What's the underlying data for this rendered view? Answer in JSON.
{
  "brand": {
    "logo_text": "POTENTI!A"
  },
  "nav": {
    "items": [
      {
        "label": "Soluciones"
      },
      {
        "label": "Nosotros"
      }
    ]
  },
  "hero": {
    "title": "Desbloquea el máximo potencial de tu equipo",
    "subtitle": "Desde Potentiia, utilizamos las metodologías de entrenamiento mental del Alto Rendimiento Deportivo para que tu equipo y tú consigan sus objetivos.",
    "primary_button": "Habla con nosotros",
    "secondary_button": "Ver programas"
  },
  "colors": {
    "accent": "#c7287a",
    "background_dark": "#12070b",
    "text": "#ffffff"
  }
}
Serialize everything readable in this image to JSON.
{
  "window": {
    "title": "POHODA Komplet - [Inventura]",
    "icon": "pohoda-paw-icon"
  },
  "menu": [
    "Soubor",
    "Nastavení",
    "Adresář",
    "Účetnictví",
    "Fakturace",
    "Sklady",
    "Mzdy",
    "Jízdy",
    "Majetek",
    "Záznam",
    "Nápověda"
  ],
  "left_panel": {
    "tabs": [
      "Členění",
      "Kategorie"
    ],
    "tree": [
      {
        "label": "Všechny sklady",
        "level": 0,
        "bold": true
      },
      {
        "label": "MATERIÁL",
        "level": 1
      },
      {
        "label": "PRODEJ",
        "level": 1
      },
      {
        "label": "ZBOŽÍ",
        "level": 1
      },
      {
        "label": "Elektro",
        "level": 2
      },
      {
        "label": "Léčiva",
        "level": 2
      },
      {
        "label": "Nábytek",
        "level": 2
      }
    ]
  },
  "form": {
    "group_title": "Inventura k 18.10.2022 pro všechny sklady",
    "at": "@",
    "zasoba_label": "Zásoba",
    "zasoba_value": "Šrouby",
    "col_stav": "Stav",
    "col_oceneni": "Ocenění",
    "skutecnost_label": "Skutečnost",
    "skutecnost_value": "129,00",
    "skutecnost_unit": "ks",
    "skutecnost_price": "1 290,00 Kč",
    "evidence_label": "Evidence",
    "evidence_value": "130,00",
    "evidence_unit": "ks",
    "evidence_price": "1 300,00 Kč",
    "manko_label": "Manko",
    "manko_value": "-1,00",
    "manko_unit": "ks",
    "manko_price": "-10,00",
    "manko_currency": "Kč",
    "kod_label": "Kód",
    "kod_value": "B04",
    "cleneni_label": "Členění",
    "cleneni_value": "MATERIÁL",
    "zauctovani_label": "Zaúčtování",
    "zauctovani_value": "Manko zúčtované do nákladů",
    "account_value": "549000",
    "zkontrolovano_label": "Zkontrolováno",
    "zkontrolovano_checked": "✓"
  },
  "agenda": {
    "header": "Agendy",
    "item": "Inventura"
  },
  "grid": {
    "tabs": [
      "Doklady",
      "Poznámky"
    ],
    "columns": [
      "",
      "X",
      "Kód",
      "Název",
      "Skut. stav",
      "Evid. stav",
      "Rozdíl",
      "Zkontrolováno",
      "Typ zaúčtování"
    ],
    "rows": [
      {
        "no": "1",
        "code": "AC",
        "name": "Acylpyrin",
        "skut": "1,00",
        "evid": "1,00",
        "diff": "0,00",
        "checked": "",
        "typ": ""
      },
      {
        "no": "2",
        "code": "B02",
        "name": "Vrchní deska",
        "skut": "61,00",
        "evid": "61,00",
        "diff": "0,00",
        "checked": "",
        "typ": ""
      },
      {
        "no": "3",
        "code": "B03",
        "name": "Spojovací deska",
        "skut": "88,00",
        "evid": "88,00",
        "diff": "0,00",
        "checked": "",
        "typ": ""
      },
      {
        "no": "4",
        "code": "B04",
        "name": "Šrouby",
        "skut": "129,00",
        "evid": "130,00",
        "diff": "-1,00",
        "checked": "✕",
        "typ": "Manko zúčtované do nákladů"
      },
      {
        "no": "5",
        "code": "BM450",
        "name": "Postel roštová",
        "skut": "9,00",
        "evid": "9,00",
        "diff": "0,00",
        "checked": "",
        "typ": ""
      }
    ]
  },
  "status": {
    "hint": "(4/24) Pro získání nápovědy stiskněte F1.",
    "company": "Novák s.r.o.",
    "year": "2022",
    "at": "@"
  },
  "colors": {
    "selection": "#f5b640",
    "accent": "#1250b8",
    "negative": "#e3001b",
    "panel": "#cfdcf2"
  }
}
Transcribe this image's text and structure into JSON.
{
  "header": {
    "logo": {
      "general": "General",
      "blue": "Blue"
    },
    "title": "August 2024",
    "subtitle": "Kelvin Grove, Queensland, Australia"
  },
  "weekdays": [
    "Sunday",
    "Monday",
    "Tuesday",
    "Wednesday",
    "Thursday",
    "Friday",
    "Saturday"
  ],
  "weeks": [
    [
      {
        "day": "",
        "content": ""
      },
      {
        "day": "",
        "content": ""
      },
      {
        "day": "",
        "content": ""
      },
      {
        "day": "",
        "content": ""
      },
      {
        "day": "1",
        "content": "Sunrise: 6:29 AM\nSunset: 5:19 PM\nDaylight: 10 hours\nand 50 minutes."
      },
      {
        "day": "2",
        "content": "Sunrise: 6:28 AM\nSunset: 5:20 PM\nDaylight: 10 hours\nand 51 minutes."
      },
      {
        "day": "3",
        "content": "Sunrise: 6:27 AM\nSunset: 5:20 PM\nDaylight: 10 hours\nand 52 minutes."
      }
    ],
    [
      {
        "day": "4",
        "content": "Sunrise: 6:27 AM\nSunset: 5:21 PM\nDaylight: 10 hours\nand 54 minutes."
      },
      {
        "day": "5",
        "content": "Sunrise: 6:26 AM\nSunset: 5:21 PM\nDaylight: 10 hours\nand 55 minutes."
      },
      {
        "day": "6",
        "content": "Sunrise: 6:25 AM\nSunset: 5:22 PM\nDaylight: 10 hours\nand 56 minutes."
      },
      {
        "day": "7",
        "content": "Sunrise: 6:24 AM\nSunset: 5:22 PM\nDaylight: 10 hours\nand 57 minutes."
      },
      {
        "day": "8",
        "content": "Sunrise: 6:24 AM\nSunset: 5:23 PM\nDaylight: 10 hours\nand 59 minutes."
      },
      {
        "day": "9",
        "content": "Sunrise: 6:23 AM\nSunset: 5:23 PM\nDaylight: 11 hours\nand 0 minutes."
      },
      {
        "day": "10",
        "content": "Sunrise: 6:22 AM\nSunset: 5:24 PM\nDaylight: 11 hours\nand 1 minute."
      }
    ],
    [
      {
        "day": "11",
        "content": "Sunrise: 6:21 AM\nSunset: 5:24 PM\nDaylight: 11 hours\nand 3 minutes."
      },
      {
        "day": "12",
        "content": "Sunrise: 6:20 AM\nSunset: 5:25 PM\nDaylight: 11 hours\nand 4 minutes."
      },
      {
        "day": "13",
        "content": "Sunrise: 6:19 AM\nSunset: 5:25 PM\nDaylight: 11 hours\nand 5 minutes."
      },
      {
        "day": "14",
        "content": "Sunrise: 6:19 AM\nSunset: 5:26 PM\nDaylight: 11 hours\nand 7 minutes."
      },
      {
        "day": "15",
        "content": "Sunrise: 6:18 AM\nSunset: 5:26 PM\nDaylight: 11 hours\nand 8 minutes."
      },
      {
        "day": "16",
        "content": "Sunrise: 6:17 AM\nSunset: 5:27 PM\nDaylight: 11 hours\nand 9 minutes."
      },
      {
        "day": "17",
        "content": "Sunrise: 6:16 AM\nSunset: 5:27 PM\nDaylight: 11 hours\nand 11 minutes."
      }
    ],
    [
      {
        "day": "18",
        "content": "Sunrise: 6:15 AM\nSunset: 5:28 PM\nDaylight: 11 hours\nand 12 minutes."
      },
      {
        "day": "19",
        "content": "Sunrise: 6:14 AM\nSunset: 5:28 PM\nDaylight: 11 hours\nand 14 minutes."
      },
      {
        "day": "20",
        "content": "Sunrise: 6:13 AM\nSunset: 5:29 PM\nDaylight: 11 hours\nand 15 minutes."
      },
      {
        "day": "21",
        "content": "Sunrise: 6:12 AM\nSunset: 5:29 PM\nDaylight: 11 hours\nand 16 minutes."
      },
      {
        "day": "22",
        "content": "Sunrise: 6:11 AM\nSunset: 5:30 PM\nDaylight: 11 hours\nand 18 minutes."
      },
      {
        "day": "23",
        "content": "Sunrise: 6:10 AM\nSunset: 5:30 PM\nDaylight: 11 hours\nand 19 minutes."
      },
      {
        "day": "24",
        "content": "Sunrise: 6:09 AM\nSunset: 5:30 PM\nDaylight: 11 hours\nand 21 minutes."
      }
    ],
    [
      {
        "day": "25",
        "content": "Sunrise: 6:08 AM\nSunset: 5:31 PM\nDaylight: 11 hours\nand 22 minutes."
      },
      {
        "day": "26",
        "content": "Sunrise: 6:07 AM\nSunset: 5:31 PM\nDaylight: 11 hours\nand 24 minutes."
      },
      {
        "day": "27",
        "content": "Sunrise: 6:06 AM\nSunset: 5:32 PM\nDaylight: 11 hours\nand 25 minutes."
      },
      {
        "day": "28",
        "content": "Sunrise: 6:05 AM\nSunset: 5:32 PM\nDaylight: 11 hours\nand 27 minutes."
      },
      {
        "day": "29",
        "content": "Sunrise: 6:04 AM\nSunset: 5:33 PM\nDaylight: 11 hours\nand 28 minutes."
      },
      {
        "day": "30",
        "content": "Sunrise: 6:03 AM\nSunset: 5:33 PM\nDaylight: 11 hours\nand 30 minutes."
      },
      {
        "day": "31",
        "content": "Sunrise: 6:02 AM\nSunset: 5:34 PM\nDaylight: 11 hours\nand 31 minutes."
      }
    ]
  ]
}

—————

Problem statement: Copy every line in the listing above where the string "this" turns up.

Task output:
What's the underlying data for this rendered view? Answer in JSON.
Serialize everything readable in this image to JSON.
Transcribe this image's text and structure into JSON.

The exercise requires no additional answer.